Chit Chat: Vuyelwa Booi
Vuyelwa Booi, 7de Laan’s Alice, anchors SABC2’s consumer rights show Speak Out. But the 30-year-old says she’s much more gentle than the no-nonsense warrior she appears to be. Janine-Lee Gordon speaks to her
Is helping others something close to your heart?
Yes it is. I’ve always considered myself a humanitarian. I’m very compassionate and helping others is second nature to me.
Would you say that Speak Out is something you always wanted to do?
It was never something I actively pursued, because I’m an actress and that will always be my first love.
But when this opportunity came my way I knew I couldn’t let it pass by. Initially, I was a bit scared because I had to learn about investigative journalism and I hadn’t quite thought about that.
The show is a combination of current affairs and reality TV. Which aspect is more fascinating to you?
I really can’t say because realistically, confrontations can be very unpredictable.
You have no idea how things are going to pan out and that makes it very exciting. The adrenaline rush you get from that is totally different to being in front of the camera as an actor.
What’s the most challenging part of the job?
I, along with Duncan Senye as my co-host, had to fill some really big shoes.
Dosto Noge became the brand of the show and now we need to live up to that.
The other part was learning about investigative journalism, but it’s only been a thrill.
You seem to have a no-nonsense approach, even when acting. Has it worked for you during confrontations?
It’s actually strange, but I hate confrontations and fighting. I try to avoid it at all times. I am very stubborn though and I have a big mouth.
In a way it has helped me not to allow others to take me for granted. Other times it makes people think I’m unapproachable.
Are there any funny or dangerous situations you have encountered so far?
It’s always dangerous when people are not expecting a camera crew to show up.
At times people try to be defensive, but they also enjoy the idea of being on TV so they do or say silly things. I have to keep a straight face and it gets really difficult when I hear my crew giggling behind me.
We have a bodyguard by the name of Breaker.

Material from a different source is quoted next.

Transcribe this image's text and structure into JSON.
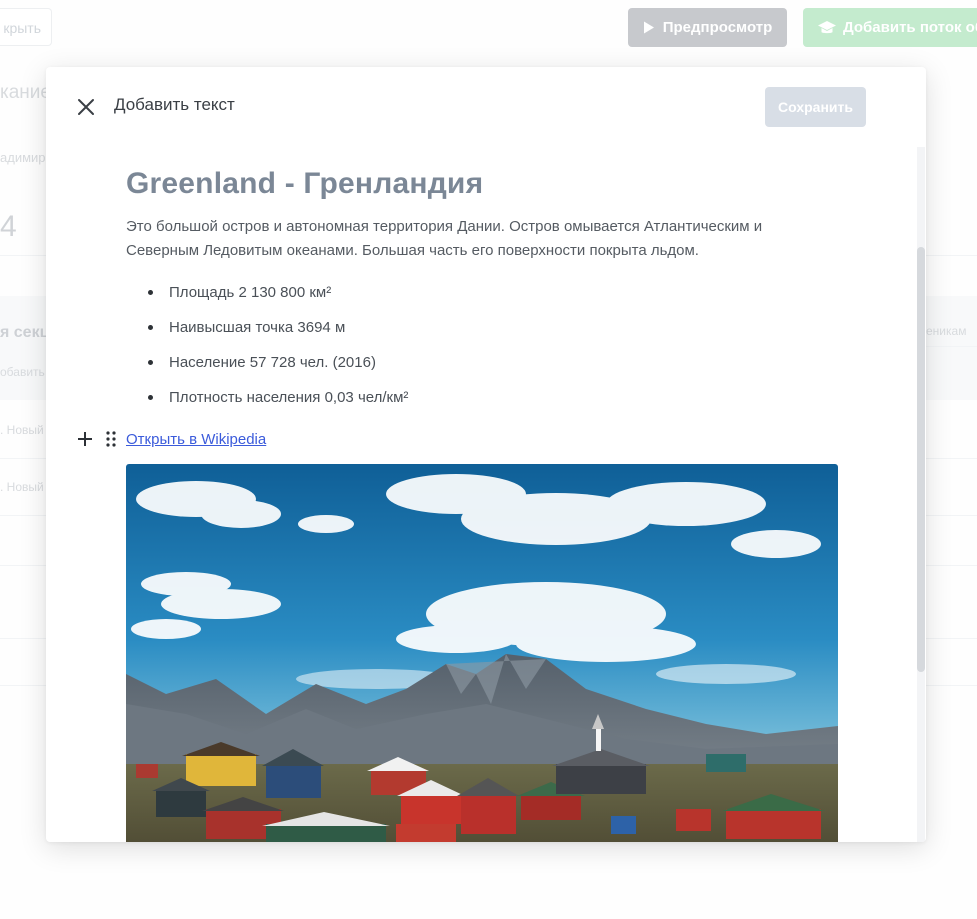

It took a while to get used to him, but I definitely feel a lot safer when he’s around.
Do you laugh it off when other people find it strange that you speak Afrikaans fluently?
I’ve become used to it. People are more shocked when I switch to the vernacular because they see me speak Afrikaans on TV most of the time.
I grew up in a diverse family where everyone spoke English, isiXhosa and Afrikaans all the time.
Do you find yourself being approached by the public asking for help?
All the time! But I try and explain to people who they need to contact and that there are channels they need to follow.
It’s the one part of the job I didn’t think about, but it has certainly humbled me.
You’ve been singing since a young age. Do you harbour any intentions of recording your own album?
I used to sing long before I started acting and I once tried to pursue a singing career, but it didn’t work out.
There’s no way I would ever want to go through that kind of stress and turmoil again.
Is Alice ever going back to 7de Laan or is she a closed chapter in your life?
Sadly, she’s not returning. But South Africa will always know me as Alice first, then Vuyelwa.
I was on holiday in Mossel Bay and because the place is very small, everyone knew Alice was in town.
Even when I was out with friends people would come up to me, scold me saying: ‘What will Mandla say?’.
How did you feel when you heard Alice’s role was going to end?
I was terrified because I had nothing planned. But God’s timing is always perfect and just as I was finishing up the show, Speak Out came along.
What do you do when you’re not working?
When I’m not spending time with loved ones or running errands, I love reading books.
I’m very boring, I don’t like going out to events and having to dress up. I like to stay at home in my pyjamas in front of the TV.
Is there anything you still want to achieve?
I want to go back to the United States to work and study.
I was there for a year through a sponsor, but my film acting studies fell through. I believe it’s a journey in my life I need to complete.
What’s the most important thing you have learnt about yourself since doing Speak Out?
I’m more headstrong than I thought I was.
And I didn’t know I had this ability to challenge myself.
I’ve grown so much and I’m very proud of myself.